The Dahomey Amazons, also known as Mino (meaning ‘our mothers’ in Fon), were an all-female military army of the Republic of Benin which was known at the time as the Kingdom of Dahomey. The kingdom was largely made up of the Fon people, who were situated towards the south of the country sandwiched by Togo to the left and Nigeria to the right. The term ‘Amazons’ was derived from the Western observers due to their similarities in build to the Amazons in Greek mythology. Here’s everything you need to know.
The exact period when the army was formed is unknown, although some historians attribute it to the 18th century, when French slaver Jean-Pierre Thibault described seeing groups of third-rank ahosi wives (who were deemed not beautiful enough to share a man’s bed or had not borne children), armed with long poles and acting as police.
In any case, the warriors are said to have been originally started by the third King of Dahomey, King Houegbadja who ruled from 1645 – 1685. Although these Amazon warriors are said to have been initially made up of hunters known as gbeto, they were later comprised of the ahosi and slaves from conquests on neighbouring villages and tribes.
By the time of King Houegbadja’s son, King Agaja, who reigned from 1708 – 1732, the Dahomey Amazons were established as bodyguards armed with muskets and were used as militia to defeat neighbouring kingdoms. Later, King Ghezo (ruling from 1818 – 1858) initiated this even further, placing great importance on the army by increasing its budget and formalizing its structure from ceremonial to a serious military entity. He did this by recruiting soldiers from foreign captives, although some were free Dahomean women. It is important to note that a number of the Amazon warriors became soldiers voluntarily, while others were involuntarily enrolled due to their husbands or fathers reporting about their behaviour.
The Dahomey Amazons were not allowed to have children or partake in any form of family life, as they were formally married to the King.

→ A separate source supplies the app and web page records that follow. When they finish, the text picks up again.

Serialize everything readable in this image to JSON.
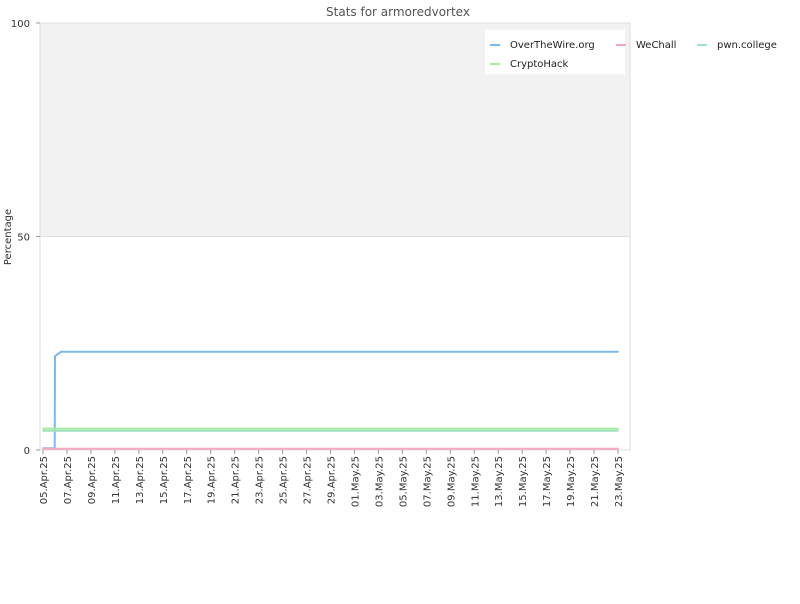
{
  "chart_data": {
    "type": "line",
    "title": "Stats for armoredvortex",
    "ylabel": "Percentage",
    "xlabel": "",
    "ylim": [
      0,
      100
    ],
    "y_ticks": [
      "0",
      "50",
      "100"
    ],
    "x_range": [
      "2025-04-05",
      "2025-05-23"
    ],
    "x_tick_labels": [
      "05.Apr.25",
      "07.Apr.25",
      "09.Apr.25",
      "11.Apr.25",
      "13.Apr.25",
      "15.Apr.25",
      "17.Apr.25",
      "19.Apr.25",
      "21.Apr.25",
      "23.Apr.25",
      "25.Apr.25",
      "27.Apr.25",
      "29.Apr.25",
      "01.May.25",
      "03.May.25",
      "05.May.25",
      "07.May.25",
      "09.May.25",
      "11.May.25",
      "13.May.25",
      "15.May.25",
      "17.May.25",
      "19.May.25",
      "21.May.25",
      "23.May.25"
    ],
    "x_tick_dates": [
      "2025-04-05",
      "2025-04-07",
      "2025-04-09",
      "2025-04-11",
      "2025-04-13",
      "2025-04-15",
      "2025-04-17",
      "2025-04-19",
      "2025-04-21",
      "2025-04-23",
      "2025-04-25",
      "2025-04-27",
      "2025-04-29",
      "2025-05-01",
      "2025-05-03",
      "2025-05-05",
      "2025-05-07",
      "2025-05-09",
      "2025-05-11",
      "2025-05-13",
      "2025-05-15",
      "2025-05-17",
      "2025-05-19",
      "2025-05-21",
      "2025-05-23"
    ],
    "grid": true,
    "legend_position": "top-right",
    "series": [
      {
        "name": "OverTheWire.org",
        "color": "#7eb6f0",
        "points": [
          [
            "2025-04-05",
            0.4
          ],
          [
            "2025-04-05T23:30",
            0.4
          ],
          [
            "2025-04-06",
            22.0
          ],
          [
            "2025-04-06T12:00",
            23.0
          ],
          [
            "2025-05-23",
            23.0
          ]
        ]
      },
      {
        "name": "WeChall",
        "color": "#f3a6bd",
        "points": [
          [
            "2025-04-05",
            0.3
          ],
          [
            "2025-05-23",
            0.3
          ]
        ]
      },
      {
        "name": "pwn.college",
        "color": "#9ee0c0",
        "points": [
          [
            "2025-04-05",
            4.5
          ],
          [
            "2025-05-23",
            4.5
          ]
        ]
      },
      {
        "name": "CryptoHack",
        "color": "#a8eca0",
        "points": [
          [
            "2025-04-05",
            5.0
          ],
          [
            "2025-05-23",
            5.0
          ]
        ]
      }
    ]
  }
}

As he didn’t have sexual relations with them, as a result, they remained celibate, although very few were given off in marriage to respected dignitaries of the kingdom.
The women enjoyed certain privileges like a good stock of tobacco and alcohol, and residing in the King’s palace after dark, which the men were not allowed to do. They also had as many as 50 slaves per soldier – accounts stated that when leaving the palace to the outside community, the soldiers usually had a slave in front of them, ringing a small bell which was to alert people of the Amazons approaching and for them to give way, bow and avert their eyes as they approached. The Amazons were celebrated in the region and successfully enabled the expansion of the Dahomey empire beyond its capital Abomey. They trained intensely, often in hand-to-hand combat amongst themselves. Discipline was very much emphasized as they learnt survival skills. Their indifference to pain and death was tested as part of the initiation process, storming acacia-thorn defences in military drills, including executing prisoners.
By the 19th century, they had grown from a 600 female troop to around 6,000. Ehen King Béhanzin, the last king of the Dahomey was overthrown by the French in the Second Franco-Dahomean War, the Dahomey Warriors were defeated and disbanded as a result, thus reflecting their motto – “If soldiers go to war, they should conquer or die.”